To counter the Board’s claim, the Commission of Inland Revenue (CIR) argued that LFT’s management and supervision of its offshore affiliates in Hong Kong was key to the commission income.
CIR touted the idea that LFT’s commission income of 6% should be apportioned in a manner that the 4% was attributable to LFT’s offshore affiliates and 2% to LFT’s activities in Hong Kong, while taking into the account that both LFT’s Hong Kong activities and tasks its affiliates performed offshore were needed to generate the 6% profit.
The judge disagreed, noting that although LFT provided management and supervisory support services for its offshore affiliates in Hong Kong, those were “antecedent activities” even though they were “commercially essential to the operation and profitability of [LFT’s] business… [but they] do not provide the legal test for ascertaining the geographic source of profits.” The Court of First Instance then ruled that the 6% commission income received were offshore income that were not subject to Hong Kong profits tax.
Take home lessons
“The LFT case confirms that back-up or support services in Hong Kong (regarded as ‘antecedent or incidental activities’ in the LFT case) that may be commercially essential to the operations and profitability of a taxpayer’s business do not provide the legal test for ascertaining the geographical source of profits,” said accounting firm Deloitte in a tax analysis it published in April.
That said, Deloitte advised taxpayers carrying on offshore agency businesses they should undertake a detailed review of their existing mode of operations to ascertain the applicability of the LFT case to any offshore claims.
Hong Kong barrister and accountant Ho Chi-ming said the Court of Appeal took the view that the 2% earned by LFT was not from handling the day-to-day orders, but from maintaining a long term relationship with customers and monitoring the performance of the contracts.
He also noted that the case showed the court rejected the totality approach of the Inland Revenue Department (IRD), and there’s no effect on whether the overseas affiliates were considered agents or subcontractors. “The Li & Fung case was an important departure from the previous understanding that a party acting on a principal to principal basis with the taxpayer may carry out acts outside Hong Kong which is regarded as the acts of the taxpayer,” Ho said.
Following such logic, he floated the question that Li & Fung’s profit maybe exempt globally unless overseas tax authorities challenge the transfer pricing of overseas affiliates.

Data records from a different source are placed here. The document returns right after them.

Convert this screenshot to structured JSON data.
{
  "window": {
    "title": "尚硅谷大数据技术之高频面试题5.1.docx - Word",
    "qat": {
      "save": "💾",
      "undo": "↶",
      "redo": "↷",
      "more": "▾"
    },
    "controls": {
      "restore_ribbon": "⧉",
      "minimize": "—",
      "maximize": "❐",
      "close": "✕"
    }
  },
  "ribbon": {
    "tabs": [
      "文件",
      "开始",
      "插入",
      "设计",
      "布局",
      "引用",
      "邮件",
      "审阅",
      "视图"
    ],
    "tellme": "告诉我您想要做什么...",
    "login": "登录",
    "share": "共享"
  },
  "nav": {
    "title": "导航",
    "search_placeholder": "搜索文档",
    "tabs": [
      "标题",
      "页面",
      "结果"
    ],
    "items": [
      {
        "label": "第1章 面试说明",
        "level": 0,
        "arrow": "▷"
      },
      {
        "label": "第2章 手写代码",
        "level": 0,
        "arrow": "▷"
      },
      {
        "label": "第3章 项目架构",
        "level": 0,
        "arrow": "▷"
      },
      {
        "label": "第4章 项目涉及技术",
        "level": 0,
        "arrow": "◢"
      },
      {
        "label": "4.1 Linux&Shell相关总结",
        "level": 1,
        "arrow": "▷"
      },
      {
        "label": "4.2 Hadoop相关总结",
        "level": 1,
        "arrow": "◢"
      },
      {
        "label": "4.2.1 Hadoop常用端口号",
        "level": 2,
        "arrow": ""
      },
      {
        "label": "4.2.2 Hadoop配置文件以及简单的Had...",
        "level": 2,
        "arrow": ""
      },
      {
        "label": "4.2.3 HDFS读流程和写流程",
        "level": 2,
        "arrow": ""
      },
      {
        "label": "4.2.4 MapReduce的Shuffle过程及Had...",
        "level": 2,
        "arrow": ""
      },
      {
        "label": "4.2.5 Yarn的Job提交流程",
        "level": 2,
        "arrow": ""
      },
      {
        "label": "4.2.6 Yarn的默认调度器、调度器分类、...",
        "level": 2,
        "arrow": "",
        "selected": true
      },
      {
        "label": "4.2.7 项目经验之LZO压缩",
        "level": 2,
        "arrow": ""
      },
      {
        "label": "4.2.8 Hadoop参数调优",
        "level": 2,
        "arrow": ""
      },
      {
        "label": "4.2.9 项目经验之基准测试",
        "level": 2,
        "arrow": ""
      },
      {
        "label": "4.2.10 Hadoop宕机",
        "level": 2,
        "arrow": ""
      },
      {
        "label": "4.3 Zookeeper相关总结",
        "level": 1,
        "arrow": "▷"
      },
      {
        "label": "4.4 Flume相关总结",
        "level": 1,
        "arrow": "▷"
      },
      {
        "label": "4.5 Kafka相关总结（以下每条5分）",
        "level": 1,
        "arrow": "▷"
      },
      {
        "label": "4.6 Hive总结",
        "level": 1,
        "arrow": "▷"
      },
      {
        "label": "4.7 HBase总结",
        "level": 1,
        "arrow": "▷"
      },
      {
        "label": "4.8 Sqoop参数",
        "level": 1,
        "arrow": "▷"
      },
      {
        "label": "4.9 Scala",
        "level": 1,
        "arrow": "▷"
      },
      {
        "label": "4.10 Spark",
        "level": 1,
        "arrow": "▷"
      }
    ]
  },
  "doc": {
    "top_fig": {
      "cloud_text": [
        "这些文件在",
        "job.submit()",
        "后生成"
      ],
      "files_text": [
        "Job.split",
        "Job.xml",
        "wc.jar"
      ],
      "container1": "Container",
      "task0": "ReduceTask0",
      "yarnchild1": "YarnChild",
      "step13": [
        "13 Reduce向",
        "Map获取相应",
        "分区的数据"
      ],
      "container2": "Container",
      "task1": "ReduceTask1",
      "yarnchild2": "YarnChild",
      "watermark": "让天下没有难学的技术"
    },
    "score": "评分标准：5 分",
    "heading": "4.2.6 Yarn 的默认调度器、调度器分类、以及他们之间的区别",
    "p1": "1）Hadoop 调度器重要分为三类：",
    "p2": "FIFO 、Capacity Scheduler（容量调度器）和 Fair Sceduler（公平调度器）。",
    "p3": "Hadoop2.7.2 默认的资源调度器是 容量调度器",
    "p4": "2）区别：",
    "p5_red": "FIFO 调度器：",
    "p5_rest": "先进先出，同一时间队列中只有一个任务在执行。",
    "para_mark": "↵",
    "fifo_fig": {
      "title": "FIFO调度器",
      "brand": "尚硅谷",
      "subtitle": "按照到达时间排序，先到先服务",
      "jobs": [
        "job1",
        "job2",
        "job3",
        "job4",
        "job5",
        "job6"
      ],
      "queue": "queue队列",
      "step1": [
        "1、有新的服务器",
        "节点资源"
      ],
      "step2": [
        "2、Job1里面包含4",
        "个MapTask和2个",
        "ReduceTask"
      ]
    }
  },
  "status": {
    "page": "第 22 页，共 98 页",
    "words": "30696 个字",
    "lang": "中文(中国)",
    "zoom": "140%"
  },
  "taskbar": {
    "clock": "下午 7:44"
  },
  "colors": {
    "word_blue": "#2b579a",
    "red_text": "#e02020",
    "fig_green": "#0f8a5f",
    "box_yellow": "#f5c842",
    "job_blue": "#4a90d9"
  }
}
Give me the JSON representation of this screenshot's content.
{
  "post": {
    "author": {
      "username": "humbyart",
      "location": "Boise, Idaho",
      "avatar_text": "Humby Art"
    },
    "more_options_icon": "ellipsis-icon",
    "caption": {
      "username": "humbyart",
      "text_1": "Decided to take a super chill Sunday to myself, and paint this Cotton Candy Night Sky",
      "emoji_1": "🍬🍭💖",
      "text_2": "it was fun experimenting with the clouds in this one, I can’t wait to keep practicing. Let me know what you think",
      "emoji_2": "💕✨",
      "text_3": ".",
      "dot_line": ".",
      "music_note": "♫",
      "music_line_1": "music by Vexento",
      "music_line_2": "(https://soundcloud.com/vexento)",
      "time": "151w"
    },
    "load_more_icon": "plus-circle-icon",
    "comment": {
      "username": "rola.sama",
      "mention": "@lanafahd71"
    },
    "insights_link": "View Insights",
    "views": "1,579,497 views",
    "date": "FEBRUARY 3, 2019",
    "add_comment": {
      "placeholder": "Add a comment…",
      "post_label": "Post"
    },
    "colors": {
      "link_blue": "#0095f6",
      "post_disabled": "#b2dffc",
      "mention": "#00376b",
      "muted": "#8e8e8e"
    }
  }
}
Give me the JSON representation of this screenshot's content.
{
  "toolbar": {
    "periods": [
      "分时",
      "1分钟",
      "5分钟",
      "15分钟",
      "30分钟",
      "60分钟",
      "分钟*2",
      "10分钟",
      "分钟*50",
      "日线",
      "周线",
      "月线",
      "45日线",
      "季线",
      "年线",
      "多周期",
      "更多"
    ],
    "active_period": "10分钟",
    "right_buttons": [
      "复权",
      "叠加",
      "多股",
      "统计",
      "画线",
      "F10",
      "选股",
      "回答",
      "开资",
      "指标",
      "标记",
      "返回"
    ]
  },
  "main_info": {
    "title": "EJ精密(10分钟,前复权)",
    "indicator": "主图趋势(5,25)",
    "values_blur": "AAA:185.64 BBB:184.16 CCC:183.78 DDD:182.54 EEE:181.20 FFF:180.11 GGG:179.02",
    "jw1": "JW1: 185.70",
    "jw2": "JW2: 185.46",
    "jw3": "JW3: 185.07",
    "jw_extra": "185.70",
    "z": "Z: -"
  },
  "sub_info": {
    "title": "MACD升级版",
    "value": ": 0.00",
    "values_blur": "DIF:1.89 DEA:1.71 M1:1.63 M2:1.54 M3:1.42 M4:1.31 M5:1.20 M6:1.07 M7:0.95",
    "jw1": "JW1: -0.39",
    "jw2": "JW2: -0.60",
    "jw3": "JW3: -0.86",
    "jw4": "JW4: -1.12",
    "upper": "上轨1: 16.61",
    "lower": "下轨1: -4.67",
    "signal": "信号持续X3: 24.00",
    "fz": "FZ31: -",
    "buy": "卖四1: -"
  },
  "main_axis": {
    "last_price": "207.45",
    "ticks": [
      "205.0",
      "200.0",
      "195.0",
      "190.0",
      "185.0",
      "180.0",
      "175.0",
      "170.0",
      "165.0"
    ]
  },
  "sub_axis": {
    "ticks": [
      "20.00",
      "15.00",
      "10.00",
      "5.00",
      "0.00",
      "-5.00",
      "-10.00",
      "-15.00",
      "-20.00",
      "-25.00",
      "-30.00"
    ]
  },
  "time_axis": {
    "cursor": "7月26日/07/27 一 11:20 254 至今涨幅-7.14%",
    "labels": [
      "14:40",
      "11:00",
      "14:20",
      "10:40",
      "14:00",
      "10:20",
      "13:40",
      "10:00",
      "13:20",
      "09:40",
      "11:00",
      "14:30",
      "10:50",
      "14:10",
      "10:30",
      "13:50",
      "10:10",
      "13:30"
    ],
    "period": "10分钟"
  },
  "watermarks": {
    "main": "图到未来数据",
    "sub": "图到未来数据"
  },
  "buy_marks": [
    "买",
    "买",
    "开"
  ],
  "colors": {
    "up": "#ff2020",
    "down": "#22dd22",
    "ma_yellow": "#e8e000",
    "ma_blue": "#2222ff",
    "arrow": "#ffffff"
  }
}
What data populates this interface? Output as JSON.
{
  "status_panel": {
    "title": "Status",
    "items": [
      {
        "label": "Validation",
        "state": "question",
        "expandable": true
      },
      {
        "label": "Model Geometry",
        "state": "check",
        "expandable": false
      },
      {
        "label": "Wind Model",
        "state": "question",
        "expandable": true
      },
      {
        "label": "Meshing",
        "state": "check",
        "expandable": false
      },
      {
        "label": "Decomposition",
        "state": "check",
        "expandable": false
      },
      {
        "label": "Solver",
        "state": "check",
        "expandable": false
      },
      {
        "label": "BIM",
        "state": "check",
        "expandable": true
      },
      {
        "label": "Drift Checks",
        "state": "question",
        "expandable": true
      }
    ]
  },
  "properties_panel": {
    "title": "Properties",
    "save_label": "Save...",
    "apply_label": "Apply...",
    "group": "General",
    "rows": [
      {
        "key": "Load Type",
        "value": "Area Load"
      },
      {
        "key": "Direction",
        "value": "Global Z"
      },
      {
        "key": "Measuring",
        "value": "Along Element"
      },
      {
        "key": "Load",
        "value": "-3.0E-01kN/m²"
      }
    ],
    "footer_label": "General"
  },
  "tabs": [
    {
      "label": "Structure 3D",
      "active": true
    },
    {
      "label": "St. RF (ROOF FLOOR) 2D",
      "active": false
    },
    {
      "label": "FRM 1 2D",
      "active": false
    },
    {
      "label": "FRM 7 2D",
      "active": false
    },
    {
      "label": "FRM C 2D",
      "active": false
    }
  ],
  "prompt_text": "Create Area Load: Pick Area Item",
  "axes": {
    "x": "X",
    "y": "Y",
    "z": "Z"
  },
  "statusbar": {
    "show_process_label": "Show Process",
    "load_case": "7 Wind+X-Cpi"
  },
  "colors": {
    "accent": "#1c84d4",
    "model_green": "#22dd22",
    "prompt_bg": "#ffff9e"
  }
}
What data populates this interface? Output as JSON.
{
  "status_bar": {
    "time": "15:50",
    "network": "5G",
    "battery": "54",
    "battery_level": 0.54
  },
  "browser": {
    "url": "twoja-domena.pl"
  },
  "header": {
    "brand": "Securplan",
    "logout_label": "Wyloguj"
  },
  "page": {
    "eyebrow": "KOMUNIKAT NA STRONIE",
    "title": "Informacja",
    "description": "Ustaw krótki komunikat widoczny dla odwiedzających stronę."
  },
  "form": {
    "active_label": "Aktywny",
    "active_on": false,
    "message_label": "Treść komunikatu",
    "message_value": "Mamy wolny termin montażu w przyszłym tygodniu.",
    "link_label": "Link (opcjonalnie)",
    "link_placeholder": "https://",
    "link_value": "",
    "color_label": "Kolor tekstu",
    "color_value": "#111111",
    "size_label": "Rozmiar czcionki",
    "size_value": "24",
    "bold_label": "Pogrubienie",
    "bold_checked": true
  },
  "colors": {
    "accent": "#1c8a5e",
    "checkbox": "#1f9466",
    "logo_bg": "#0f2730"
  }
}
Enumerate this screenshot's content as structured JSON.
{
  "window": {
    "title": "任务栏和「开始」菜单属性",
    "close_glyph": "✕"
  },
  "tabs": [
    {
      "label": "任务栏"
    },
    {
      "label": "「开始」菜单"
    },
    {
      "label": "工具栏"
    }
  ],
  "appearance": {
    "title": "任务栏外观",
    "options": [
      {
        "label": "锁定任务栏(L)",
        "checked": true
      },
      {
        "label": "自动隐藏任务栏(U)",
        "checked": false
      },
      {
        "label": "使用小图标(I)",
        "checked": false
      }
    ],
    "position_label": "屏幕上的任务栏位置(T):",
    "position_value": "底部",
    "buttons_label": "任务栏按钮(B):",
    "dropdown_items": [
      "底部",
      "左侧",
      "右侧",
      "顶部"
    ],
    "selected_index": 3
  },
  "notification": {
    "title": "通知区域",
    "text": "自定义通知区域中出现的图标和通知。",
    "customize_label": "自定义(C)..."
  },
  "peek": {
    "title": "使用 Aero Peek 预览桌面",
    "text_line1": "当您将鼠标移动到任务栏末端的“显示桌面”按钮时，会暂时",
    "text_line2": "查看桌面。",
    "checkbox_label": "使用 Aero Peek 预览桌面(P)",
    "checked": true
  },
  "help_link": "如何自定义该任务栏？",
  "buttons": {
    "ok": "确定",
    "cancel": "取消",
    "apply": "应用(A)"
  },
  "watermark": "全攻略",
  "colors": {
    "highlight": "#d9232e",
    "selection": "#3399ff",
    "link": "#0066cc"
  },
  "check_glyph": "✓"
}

However, Ho cautioned others that Li & Fung’s ruling may not be applicable to other sectors, such as a manufacturing business with a processing factory in mainland China that acts differently from an overseas sub-agent.